I have a couple of good Romanian friends. So when I heard that there is a Romanian restaurant in Athens, it came to my mind to organize a meal with them there. Unfortunately something unforeseeable happened and only one friend came, but GH and I managed to explore the world of Romanian cuisine.
This happened last Sunday, lunch time.
The restaurant is on Acharnon road and it takes only a couple of minutes walk from Agios Eleftherios Station of Ilektriko (Metro No. 1). It looks pretty good from outside.
It looks good also inside, but I do not have photos. The restaurant was totally empty all through our meal (about 2 to 5 in the afternoon), even if it was Sunday. Evidently it gets busy only after the music starts at 6 o'clock.
The menu was pretty long, but our Romanian friend already had a pretty good idea what we had to eat and we followed her advice.
At the beginning the owner offered us shots of so-called Romanian plum brandy and white pieces looked like cheese. These white bits were, in fact, pieces of smoked lard. Yellow paste was mustard. These items reminded me that it is pretty cold in winter in Romania.
Our Romanian friend said we should try Romanian wine. So we ordered a bottle of semi-sweet red one. According to the friend, the Romanians drink more semi-sweet (imigriko) than dry wine.
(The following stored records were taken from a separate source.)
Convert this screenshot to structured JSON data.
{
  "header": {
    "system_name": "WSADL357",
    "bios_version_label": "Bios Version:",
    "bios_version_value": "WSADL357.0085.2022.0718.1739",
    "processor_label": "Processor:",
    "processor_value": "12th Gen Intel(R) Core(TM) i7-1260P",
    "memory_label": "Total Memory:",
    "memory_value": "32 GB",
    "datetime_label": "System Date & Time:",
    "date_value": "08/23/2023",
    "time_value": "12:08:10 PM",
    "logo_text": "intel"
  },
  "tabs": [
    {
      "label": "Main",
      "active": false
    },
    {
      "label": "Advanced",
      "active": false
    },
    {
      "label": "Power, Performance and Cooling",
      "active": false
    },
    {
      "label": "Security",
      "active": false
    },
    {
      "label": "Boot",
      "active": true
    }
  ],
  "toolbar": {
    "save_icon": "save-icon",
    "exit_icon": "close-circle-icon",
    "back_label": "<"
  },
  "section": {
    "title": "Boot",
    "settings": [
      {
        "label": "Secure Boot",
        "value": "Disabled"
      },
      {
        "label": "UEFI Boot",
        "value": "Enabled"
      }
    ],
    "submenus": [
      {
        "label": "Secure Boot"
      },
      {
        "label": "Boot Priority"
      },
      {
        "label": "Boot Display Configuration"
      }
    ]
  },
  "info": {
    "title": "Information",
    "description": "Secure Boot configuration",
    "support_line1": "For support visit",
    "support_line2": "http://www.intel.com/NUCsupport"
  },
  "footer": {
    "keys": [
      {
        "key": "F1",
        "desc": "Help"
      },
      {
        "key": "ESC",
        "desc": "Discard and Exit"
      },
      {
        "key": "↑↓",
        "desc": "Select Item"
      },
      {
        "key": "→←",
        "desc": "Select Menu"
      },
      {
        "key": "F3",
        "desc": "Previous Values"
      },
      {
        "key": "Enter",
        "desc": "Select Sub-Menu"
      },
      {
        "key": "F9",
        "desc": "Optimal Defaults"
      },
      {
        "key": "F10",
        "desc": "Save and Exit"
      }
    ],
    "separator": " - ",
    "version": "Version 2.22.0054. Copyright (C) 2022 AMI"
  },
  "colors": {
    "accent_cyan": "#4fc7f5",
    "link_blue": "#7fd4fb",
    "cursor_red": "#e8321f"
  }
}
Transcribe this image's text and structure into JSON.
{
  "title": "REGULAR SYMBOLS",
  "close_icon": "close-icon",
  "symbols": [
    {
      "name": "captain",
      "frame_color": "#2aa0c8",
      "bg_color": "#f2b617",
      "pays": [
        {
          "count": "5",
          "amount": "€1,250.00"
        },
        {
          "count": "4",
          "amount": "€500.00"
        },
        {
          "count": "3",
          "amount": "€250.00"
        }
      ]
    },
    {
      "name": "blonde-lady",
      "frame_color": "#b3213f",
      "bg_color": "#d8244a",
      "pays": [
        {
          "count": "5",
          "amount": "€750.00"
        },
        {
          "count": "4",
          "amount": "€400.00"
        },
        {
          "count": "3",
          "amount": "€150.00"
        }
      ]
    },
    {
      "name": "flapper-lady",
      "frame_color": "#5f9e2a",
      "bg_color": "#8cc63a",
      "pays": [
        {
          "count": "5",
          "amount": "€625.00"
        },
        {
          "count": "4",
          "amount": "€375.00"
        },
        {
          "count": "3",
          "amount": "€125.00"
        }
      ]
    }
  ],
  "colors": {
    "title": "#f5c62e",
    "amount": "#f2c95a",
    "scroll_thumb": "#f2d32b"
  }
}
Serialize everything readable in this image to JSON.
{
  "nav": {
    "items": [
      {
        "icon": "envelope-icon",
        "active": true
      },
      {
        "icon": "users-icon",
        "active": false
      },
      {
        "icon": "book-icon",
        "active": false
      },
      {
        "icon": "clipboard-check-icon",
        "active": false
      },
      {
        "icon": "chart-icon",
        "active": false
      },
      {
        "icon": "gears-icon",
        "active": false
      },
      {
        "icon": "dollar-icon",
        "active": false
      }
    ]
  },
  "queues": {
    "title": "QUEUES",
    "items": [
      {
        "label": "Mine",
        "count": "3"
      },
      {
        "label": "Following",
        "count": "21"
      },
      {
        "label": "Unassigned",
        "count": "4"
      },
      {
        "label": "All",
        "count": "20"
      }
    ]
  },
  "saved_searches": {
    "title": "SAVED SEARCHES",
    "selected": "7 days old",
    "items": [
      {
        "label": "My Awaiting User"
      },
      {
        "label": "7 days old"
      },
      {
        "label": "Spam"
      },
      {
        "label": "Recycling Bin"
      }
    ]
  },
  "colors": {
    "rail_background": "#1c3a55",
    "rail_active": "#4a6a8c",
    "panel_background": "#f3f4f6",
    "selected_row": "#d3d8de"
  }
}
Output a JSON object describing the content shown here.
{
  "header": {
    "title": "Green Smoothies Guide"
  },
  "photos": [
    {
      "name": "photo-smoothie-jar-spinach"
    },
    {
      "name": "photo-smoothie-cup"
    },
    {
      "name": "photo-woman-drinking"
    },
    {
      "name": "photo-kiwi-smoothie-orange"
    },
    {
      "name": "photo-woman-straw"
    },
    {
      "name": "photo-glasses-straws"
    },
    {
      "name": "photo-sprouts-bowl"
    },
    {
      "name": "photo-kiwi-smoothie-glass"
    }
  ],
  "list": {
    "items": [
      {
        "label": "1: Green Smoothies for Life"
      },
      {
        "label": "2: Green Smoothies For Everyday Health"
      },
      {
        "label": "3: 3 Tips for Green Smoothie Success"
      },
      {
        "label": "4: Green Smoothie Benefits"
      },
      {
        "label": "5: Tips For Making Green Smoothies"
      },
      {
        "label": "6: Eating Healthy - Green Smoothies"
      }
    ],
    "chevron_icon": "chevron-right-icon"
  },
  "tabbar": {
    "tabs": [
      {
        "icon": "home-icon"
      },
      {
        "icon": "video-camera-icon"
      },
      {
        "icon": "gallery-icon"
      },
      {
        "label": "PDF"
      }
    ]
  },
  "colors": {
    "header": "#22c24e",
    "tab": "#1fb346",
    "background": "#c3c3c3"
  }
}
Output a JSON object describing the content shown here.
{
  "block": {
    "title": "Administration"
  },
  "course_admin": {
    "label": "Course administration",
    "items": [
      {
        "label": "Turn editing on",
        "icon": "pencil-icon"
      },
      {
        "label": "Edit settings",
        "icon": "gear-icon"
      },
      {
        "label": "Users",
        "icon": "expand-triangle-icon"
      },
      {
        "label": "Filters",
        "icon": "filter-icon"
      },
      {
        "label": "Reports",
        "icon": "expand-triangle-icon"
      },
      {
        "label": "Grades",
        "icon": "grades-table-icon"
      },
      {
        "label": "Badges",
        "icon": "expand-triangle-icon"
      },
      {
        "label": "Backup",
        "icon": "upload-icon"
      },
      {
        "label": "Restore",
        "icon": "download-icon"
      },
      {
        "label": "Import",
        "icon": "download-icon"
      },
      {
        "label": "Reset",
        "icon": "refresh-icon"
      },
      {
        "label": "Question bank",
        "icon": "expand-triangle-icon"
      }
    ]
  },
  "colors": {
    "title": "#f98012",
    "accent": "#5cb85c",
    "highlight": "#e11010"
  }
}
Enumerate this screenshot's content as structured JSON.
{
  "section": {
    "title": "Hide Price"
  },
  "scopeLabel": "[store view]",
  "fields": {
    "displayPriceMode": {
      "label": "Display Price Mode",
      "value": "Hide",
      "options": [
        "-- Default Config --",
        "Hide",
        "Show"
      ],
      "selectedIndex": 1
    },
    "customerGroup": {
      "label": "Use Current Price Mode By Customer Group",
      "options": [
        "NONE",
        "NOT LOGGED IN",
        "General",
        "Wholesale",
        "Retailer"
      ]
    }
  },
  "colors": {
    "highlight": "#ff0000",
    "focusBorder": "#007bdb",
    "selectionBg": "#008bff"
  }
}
Here most of the Romanian wines cost 9.90 Euro per bottle, if I remember well (to be honest, I did not pay much attention, as I am not quite a drinker). I did not particularly like it. The owner told us that they have Romanian beers in the summer (but not now in the winter).
Bread basket contained 2 types of bread, one was usual Greek one and the other was pita like flat bread. According to our Romanian friend, the flat bread is Romanian specialty and we stack to it. It (pita) was served warm and quite good.
As starters, we had "Russian" salad (front) and aubergine salad (rear). The "Russian" salad contained meat (I thought it was chicken, but the friend said it might be beef, so I am not sure). Again according to the friend, the Romanian "Russian" salad should contain loads of green peas, but this one did not. I liked it anyway. On the other hand, the aubergine salad was mayonnaise-y and I was not fond of it, while the friend said it was good. It was a matter of taste, I suppose.
This was picked up by the friend from the starter section, but it was so filling that it should really be a main course. The white stuff is a mixture of Romanian cottage cheese and sour cream and the yellow stuff is corn meal (like Italian polenta). The other Romanian friend of mine later told me that the Romanian people typically eat this as a main course after a soup at home. I liked this cream very much. Maybe the best thing for me among all the dishes we ate there. It was simple, but good.
Here is an assorted plate of Romanian pickles that we ordered instead of salad. I generally like pickles and these were not exception, but for GH who does not like pickles in general, it wasn't exception either.
And main courses. These are Romanian cabbage rolls. Stuffing was minced meat and served with polenta and sour cream. It had a particular sour flavor and I guessed that it was because cabbage was pickled.
This is Romanian style "tigania" (so we were explained by the owner), served with polenta, grated cheese and fried egg. The meat was pork and sausage. Although it was described "tigania", the meat wasn't flash fried, but stewed.
And here is Romanian kebab "mititei", served with fries and mustard.
All the meat main dishes were tasty enough, but I had an impression that the quality of meat was somehow, I don't know how to say, "compromised"? I mean, if I were to cook the same dishes, I would have used better quality meat.
Our Romanian friend insisted that we should try desserts as well, even if we were totally full at this point.
Here is Romanian crepe with jam.
And these are Romanian donuts served with creamed white cheese and jam.
I liked better the crepes.
With a bottle of water, the total bill seemed to come to 50 and a few Euro. I say "seemed" because our Romanian friend snatched the bill and did not want to show it to us. In the end, we managed to hand her in some money, but we do not know what cost how much exactly.
In any case, we exaggerated with orders and I guess one can easily get away with 15 Euro per a head. I would want to go back to try other dishes, especially soups that the Romanian eat a lot.
Acharnon 408, Agios Eleutherios, 11143 Athens, Greece
Αχαρνών 408, Αγ. Ελευθέριος 11143, Αθήνα
Tel. (+30) 210 211 1104